LOGAN SQUARE — Crews last week blocked off Milwaukee Avenue at California Avenue for a construction project, forcing drivers to take detours in both directions.
The intersection will be blocked off for another few weeks. City officials expect to wrap up construction sometime in April weather permitting.
The construction project is one of a few such projects to plague the area surrounding the California Blue Line station in recent weeks. Peoples Gas was in the area in February to install new gas mains. ComEd is currently in the area to improve service.
Because there are other projects and workers in the area, the intersection could remain blocked off for longer than expected, city spokeswoman Susan Hofer said.
“If one project has glitches, [it could] cause delays on another project,” Hofer said.
The city blocked off the intersection to repair Milwaukee Avenue’s old water main and sewer line. The project is part of a larger effort to upgrade the city’s aging infrastructure, according to Hofer.
Not far from the intersection, another water main project is underway in the 2100 block of North Stave Street, 2700 block of West Francis Place and the 2700 block of West Julia Court.
On March 8, the city issued a boil order because of the “possibility of unsafe water due to scheduled work on the main which feeds the above addresses,” according to a letter issued to residents.
Megan Vidis, spokeswoman for the city’s Water Department, said the next day the city rescinded the boil order, saying water samples passed their tests.
Vidis said the department is required to print notices and leave them at affected addresses.
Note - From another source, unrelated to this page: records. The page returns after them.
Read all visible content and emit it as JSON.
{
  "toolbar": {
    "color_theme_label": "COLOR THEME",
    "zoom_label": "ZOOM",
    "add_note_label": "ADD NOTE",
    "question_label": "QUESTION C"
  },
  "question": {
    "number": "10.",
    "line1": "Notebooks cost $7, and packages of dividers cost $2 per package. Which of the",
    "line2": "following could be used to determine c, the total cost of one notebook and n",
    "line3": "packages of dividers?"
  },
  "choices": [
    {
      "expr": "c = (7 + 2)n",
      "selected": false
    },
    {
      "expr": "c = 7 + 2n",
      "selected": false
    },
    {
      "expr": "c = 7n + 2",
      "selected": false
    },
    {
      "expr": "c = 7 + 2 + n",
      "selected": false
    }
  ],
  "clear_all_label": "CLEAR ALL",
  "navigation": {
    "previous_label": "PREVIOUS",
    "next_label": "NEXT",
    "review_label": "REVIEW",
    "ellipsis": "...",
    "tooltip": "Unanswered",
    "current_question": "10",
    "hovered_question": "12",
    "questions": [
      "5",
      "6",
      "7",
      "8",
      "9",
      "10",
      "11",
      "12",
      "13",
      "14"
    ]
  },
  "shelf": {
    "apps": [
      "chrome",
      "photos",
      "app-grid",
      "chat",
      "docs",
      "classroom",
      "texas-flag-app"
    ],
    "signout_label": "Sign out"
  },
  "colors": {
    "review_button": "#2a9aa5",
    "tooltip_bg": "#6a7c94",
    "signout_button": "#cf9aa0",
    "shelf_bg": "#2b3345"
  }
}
She said officials are also required to notify the alderman’s office.
But Rio Prado-Illescas, who lives in the 2700 block of West Julia Court with his wife and three-year-old daughter, said he never got any notification that the boil order had been lifted, and he’s been boiling his water since March 8.
“My family just wants to wash their hands, bathe, clean, etc. without having to boil the water,” Prado-Illescas said. “It’s affected almost everything we do.”
Prado-Illescas said he called the city number on the original boil order notice more than 10 times but the number went straight to voicemail each time. He called the ordeal “very frustrating.”
Do stories like this matter to you? Subscribe to Block Club Chicago. Every dime we make funds reporting from Chicago’s neighborhoods.